Multiple submission is not plagiarism, but it is today often viewed as academic misbehavior[1]: 93, 129  because it can skew meta-analyses and review articles[1]: 110  and can distort citation indexes and citation impact by gaming the system to a degree. It was not always looked upon as harshly, as it began centuries ago and, besides the negative motive of vanity which has always been possible, it also had a legitimate motive in reaching readerships of various journals and books that were at real risk of not otherwise overlapping.

In a print-only era before modern discoverability via the internet and digital search and before systematic reviews, meta-analyses, and citation indexes existed, despite a few rudimentary journal clubs, it was likely for readers who subscribed to journals in one city, region, or specialty, to have only sporadic contact with journals from other places or specialties. Thus redundant publication could serve a valid purpose analogous to the way that various newspapers in different cities and countries often report news items from elsewhere, ensuring that people in many places receive them despite that they do not read multiple periodicals from many other places.
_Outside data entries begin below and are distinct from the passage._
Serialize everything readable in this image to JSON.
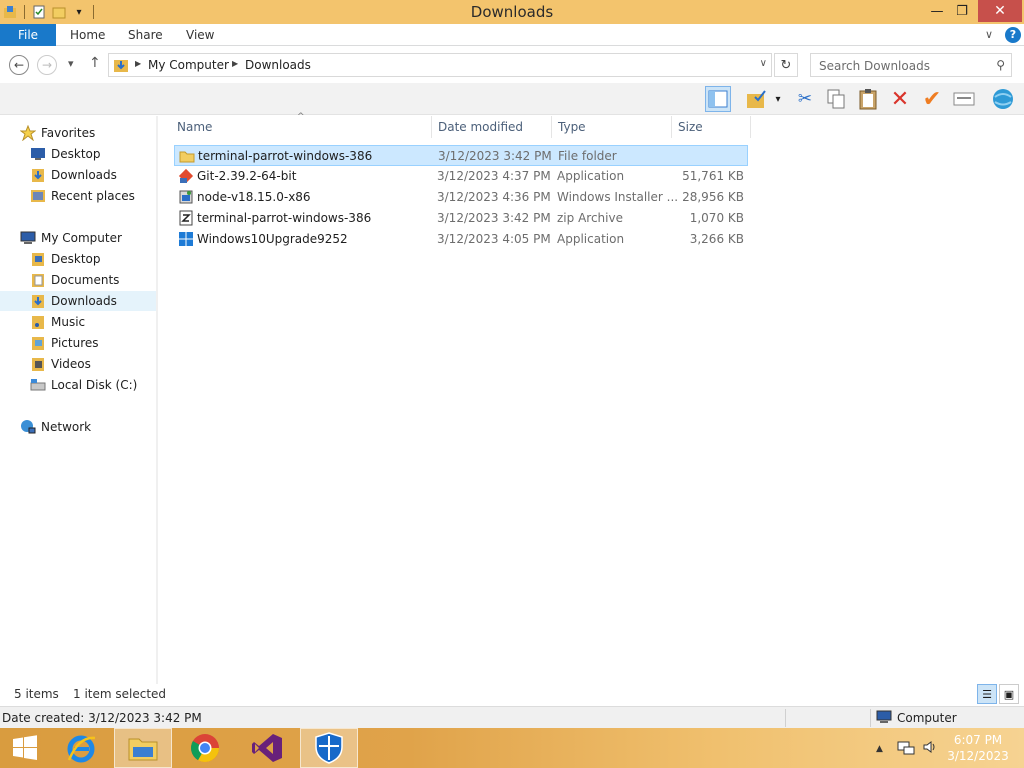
{
  "window": {
    "title": "Downloads",
    "controls": {
      "minimize": "—",
      "maximize": "❐",
      "close": "✕"
    }
  },
  "ribbon": {
    "tabs": [
      {
        "label": "File"
      },
      {
        "label": "Home"
      },
      {
        "label": "Share"
      },
      {
        "label": "View"
      }
    ],
    "help": "?"
  },
  "address": {
    "crumbs": [
      "My Computer",
      "Downloads"
    ]
  },
  "search": {
    "placeholder": "Search Downloads"
  },
  "toolbar": {
    "buttons": [
      "layout-pane-icon",
      "checked-folder-icon",
      "cut-icon",
      "copy-icon",
      "paste-icon",
      "delete-icon",
      "checkmark-icon",
      "rename-icon",
      "globe-icon"
    ]
  },
  "nav": {
    "favorites": "Favorites",
    "favorites_items": [
      "Desktop",
      "Downloads",
      "Recent places"
    ],
    "computer": "My Computer",
    "computer_items": [
      "Desktop",
      "Documents",
      "Downloads",
      "Music",
      "Pictures",
      "Videos",
      "Local Disk (C:)"
    ],
    "selected": "Downloads",
    "network": "Network"
  },
  "files": {
    "columns": [
      "Name",
      "Date modified",
      "Type",
      "Size"
    ],
    "rows": [
      {
        "icon": "folder-icon",
        "name": "terminal-parrot-windows-386",
        "date": "3/12/2023 3:42 PM",
        "type": "File folder",
        "size": "",
        "selected": true
      },
      {
        "icon": "git-icon",
        "name": "Git-2.39.2-64-bit",
        "date": "3/12/2023 4:37 PM",
        "type": "Application",
        "size": "51,761 KB",
        "selected": false
      },
      {
        "icon": "installer-icon",
        "name": "node-v18.15.0-x86",
        "date": "3/12/2023 4:36 PM",
        "type": "Windows Installer ...",
        "size": "28,956 KB",
        "selected": false
      },
      {
        "icon": "zip-icon",
        "name": "terminal-parrot-windows-386",
        "date": "3/12/2023 3:42 PM",
        "type": "zip Archive",
        "size": "1,070 KB",
        "selected": false
      },
      {
        "icon": "windows-logo-icon",
        "name": "Windows10Upgrade9252",
        "date": "3/12/2023 4:05 PM",
        "type": "Application",
        "size": "3,266 KB",
        "selected": false
      }
    ]
  },
  "status": {
    "count": "5 items",
    "selection": "1 item selected"
  },
  "details": {
    "text": "Date created: 3/12/2023 3:42 PM",
    "location": "Computer"
  },
  "taskbar": {
    "apps": [
      "internet-explorer-icon",
      "file-explorer-icon",
      "chrome-icon",
      "visual-studio-icon",
      "defender-shield-icon"
    ],
    "active": "file-explorer-icon",
    "clock_time": "6:07 PM",
    "clock_date": "3/12/2023"
  }
}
However, as discoverability increased in the 20th century and the aforementioned concerns arose, critical views of redundant publication, beyond merely reproaching vanity, took shape.

A formalization of the policy of disallowing duplicate publications was given by Franz J. Ingelfinger, the editor of The New England Journal of Medicine, in 1969. He coined the Ingelfinger rule term banning republications in the journal. Most journals follow this policy today. The BMJ, for example, requires copies of any previous work with more than 10% overlap of a submission to be submitted before approving a work for publication.[1] However, there is at least one form of publishing the same article in multiple journals that is still widely accepted, which is that some medical societies that issue joint medical guidelines will copublish those guidelines in both of the societies' official journals; for example, joint guidelines by the American Heart Association and the American College of Cardiology are usually published in both Circulation and the Journal of the American College of Cardiology. This type of dual publication is analogous to co-editions of a book.

With the advancement of the internet, there are now several tools available to aid in the detection of plagiarism and multiple publications within biomedical literature. One tool developed in 2006 by researchers in Harold Garner's laboratory at University of Texas Southwestern Medical Center at Dallas was Déjà Vu, an open-access database containing several thousand instances of duplicate publication.

Journals sometimes choose to republish seminal articles, whether from their own past volumes, from other journals, or both. Re-publication serves the goal of bringing important information to new readerships, which makes it analogous to some instances of duplicate publication on that score. However, it is different from duplicate publication in the respect that there is no element of merely gaming the system of citation impact. Republished articles are clearly labeled as such, allowing them to be recognized as such in citation analysis.

See also

References

  1. ^ a b c Elizabeth Wager. Getting Research Published: An A to Z of Publication Strategy. Radcliffe Publishing, 2010